GP: Oh, phenomenal. The zoo was insane, dude. The people were bonkers, and we had so much fun. We walked the whole zoo. It was such a hot day that I actually went under this shower that I didn’t realize was just supposed to be for the animals. (laughter) It was a little sprinkler system that I thought was for the people, but it was for the animals. Yeah. It had some kind of a bug spray in it and it tasted weird. Yeah. It was great. We saw the grizzly bears fighting in the water and it was amazing. I Tweeted a video of it. I was standing five feet from these grizzly bears who were having the time of their lives, wallowing in this unbelievable golden day, and they’ve got this cool water.
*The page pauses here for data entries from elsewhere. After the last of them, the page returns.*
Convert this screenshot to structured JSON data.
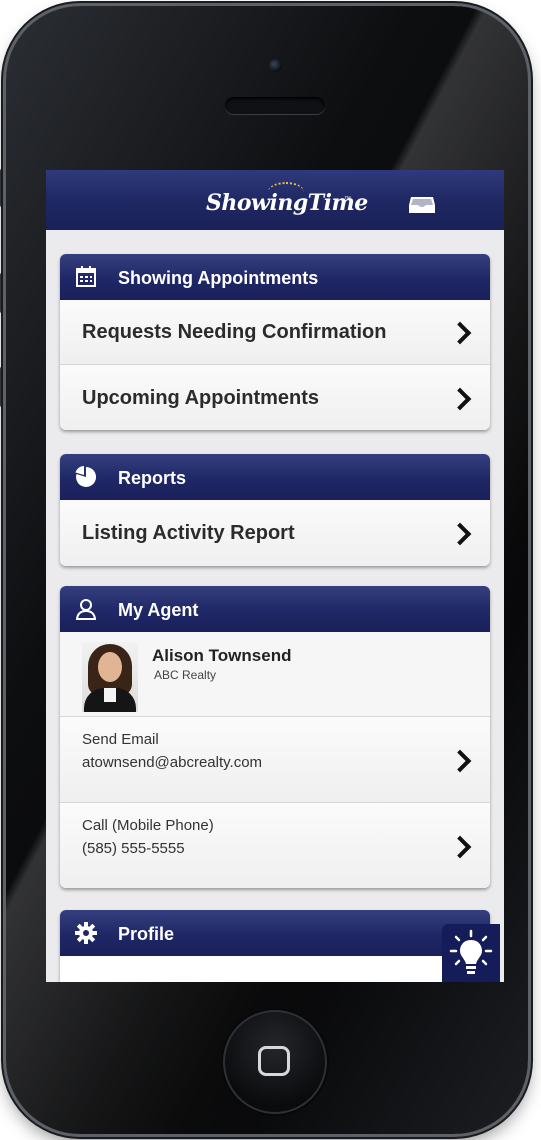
{
  "app": {
    "logo_text": "ShowingTime",
    "logo_tm": "™",
    "colors": {
      "header": "#1e2762",
      "accent": "#f3c23a",
      "card_bg": "#f6f6f7"
    }
  },
  "header": {
    "inbox_icon": "inbox-icon"
  },
  "showing_appointments": {
    "title": "Showing Appointments",
    "icon": "calendar-icon",
    "items": [
      {
        "label": "Requests Needing Confirmation"
      },
      {
        "label": "Upcoming Appointments"
      }
    ]
  },
  "reports": {
    "title": "Reports",
    "icon": "pie-chart-icon",
    "items": [
      {
        "label": "Listing Activity Report"
      }
    ]
  },
  "my_agent": {
    "title": "My Agent",
    "icon": "person-icon",
    "name": "Alison Townsend",
    "company": "ABC Realty",
    "email_label": "Send Email",
    "email": "atownsend@abcrealty.com",
    "phone_label": "Call (Mobile Phone)",
    "phone": "(585) 555-5555"
  },
  "profile": {
    "title": "Profile",
    "icon": "gear-icon"
  },
  "tip_button": {
    "icon": "lightbulb-icon"
  }
}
For everything I bitch about zoos and animals, but those bears looked pretty fuckin’ happy.
So we took that happiness and all that energy that the bears gave us and we took it and brought it with us on stage, and we wallowed in it all night long. It was really wonderful.
RR: One of the last stops on this campaign for the Nocturnals is in Central Park in September—a pretty cool marquee gig. Is the rest of year going to feature some writing? Some time off? Other shows? Your annual New Year’s Eve run?
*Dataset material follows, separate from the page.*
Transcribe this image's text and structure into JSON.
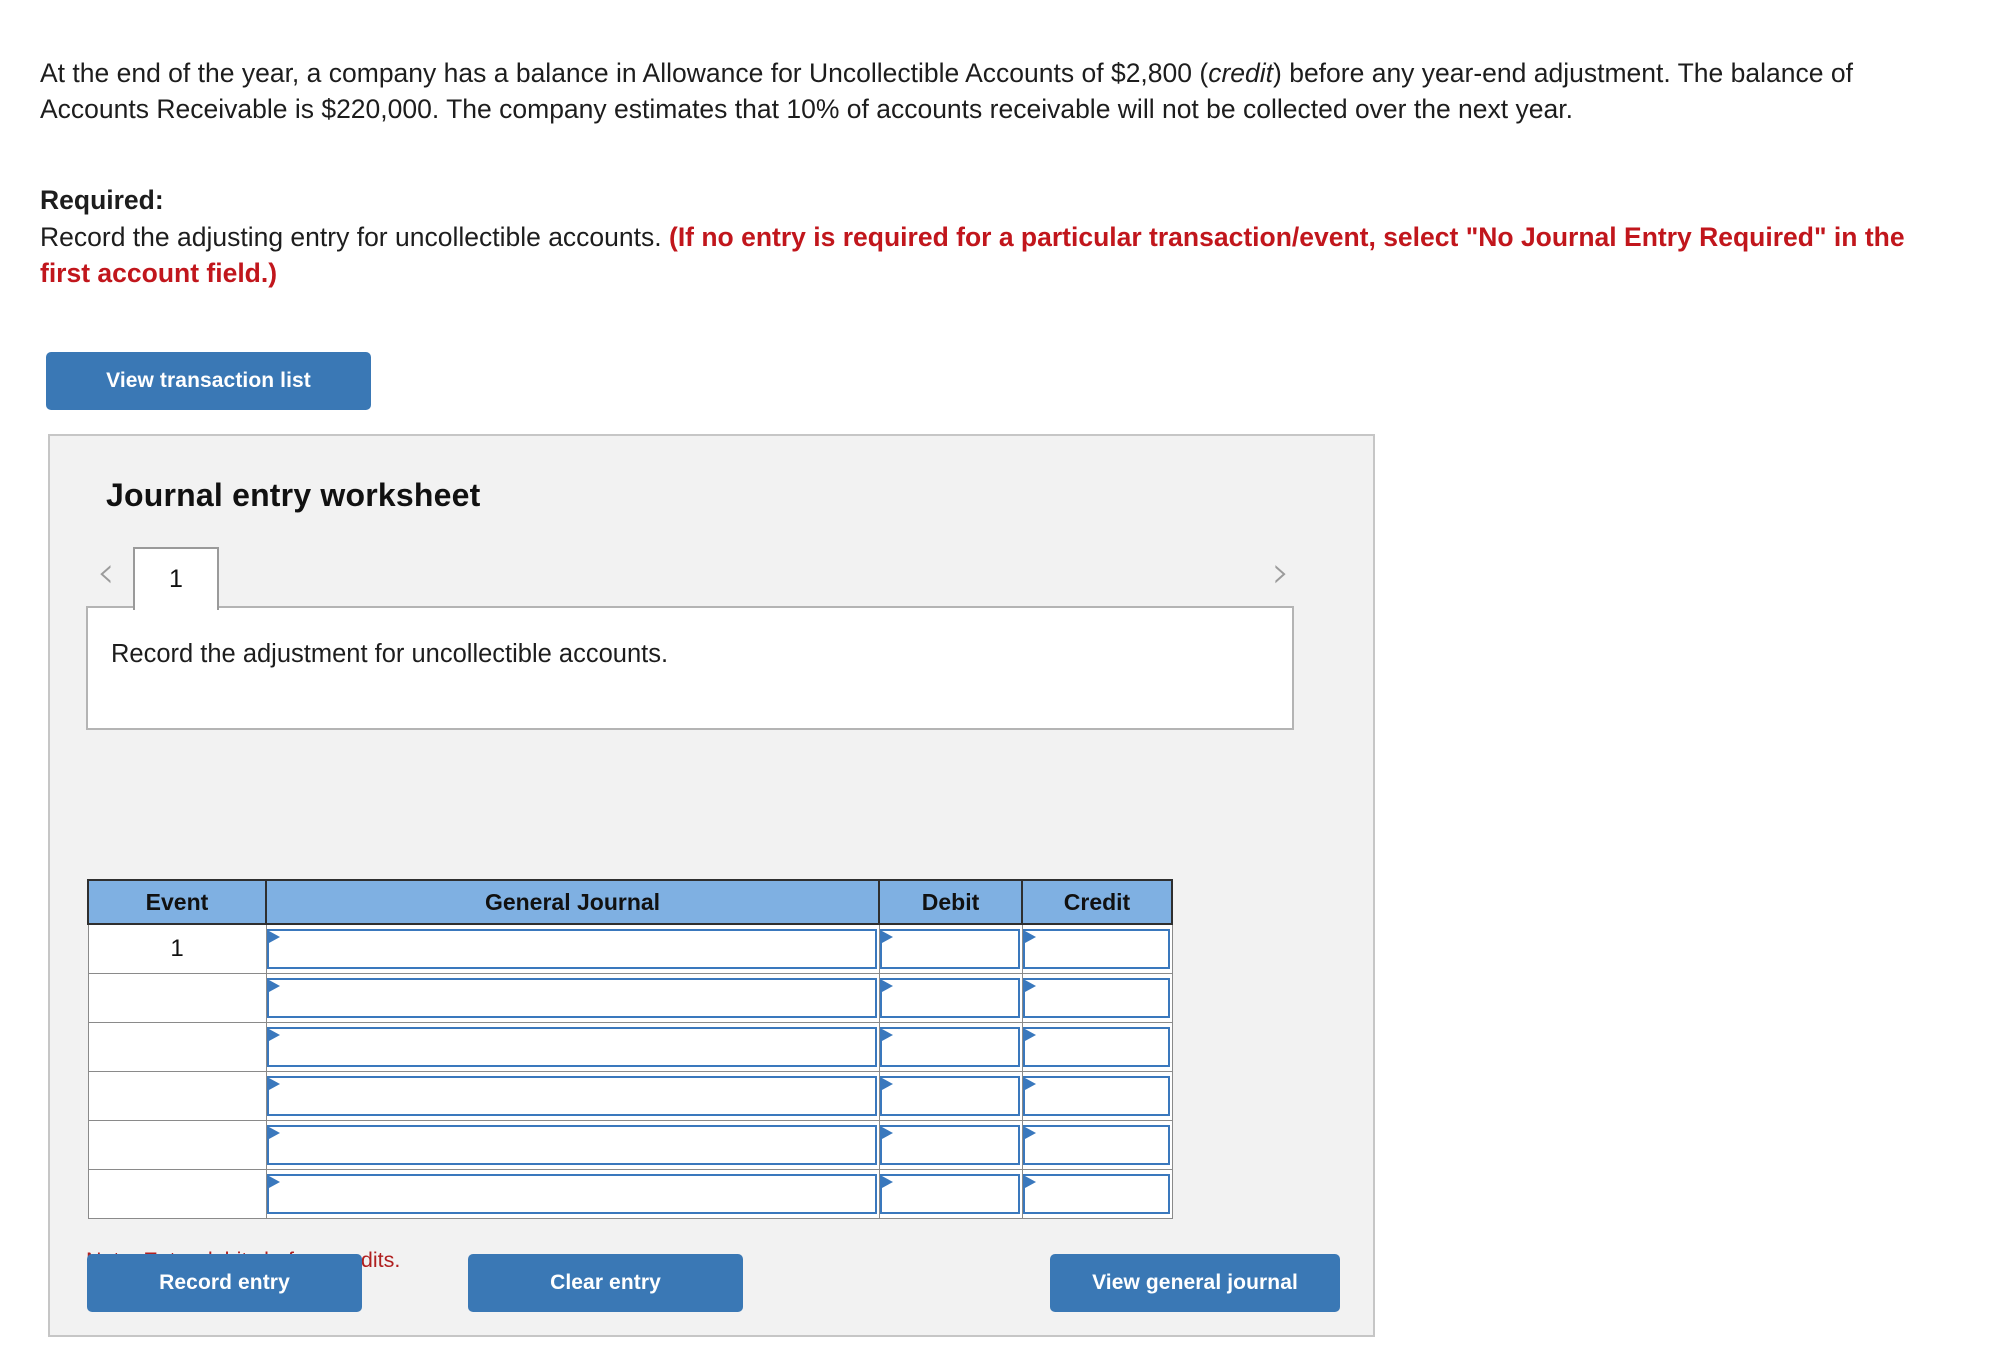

GP: Right. Good question. There is definitely a lot on the horizon. I was trying to find a little pocket of time to take a trip somewhere to do something, but it is looking like it is not going to happen. We’re really definitely going to roll straight from the Central Park show—which is going to top off our summer in such a great way; I’m really excited about that show, by the way; not to be too ADD, but I think that is going to be a really killer night, and we’ve got Floating Action, who are awesome—to finding a place to make a record. I’m not sure what city we would do it in, or if we bring it back to Vermont, or what we’d do, but teach the band new songs, write some more songs, and definitely wrap our heads around a new record. It’s just feeling like the momentum is leading up to something even more exciting, and as we go, there’s just really no stopping this train. (laughs) It’s like I want to make the record as fast as possible, and I want to throw it out to the world because it is just so much fun to watch people learn your music, and get to know your music, and see what it does to them, and what your lyrics mean to someone else in their life. That’s definitely going to happen.
I’m sure the New Year’s experience is going to come back around again. I’ve got an idea already. It’s a little early. I usually never cook up an idea as quickly as I did this year, but I think it’s going to be one for the books.
RR: Coming full circle, it has to be a huge kick in the ass to be headlining your own festival in Burlington in mid-August.
GP: It’s so true. That’s obviously the thing that I’m most focused on right now—making this experience as good as it can be. We’re in the bus figuring out what time everyone is going to go on, and what order. It’s just like planning a wedding with no bride and groom. Everybody at the festival is the bride and groom. (laughter) We are all going to be getting our festival cherries popped that weekend, but it’s going to be really, really special and I’m just so looking forward to it. I hope the weather will hold up. Obviously, that is a big, big piece of it. (laughs)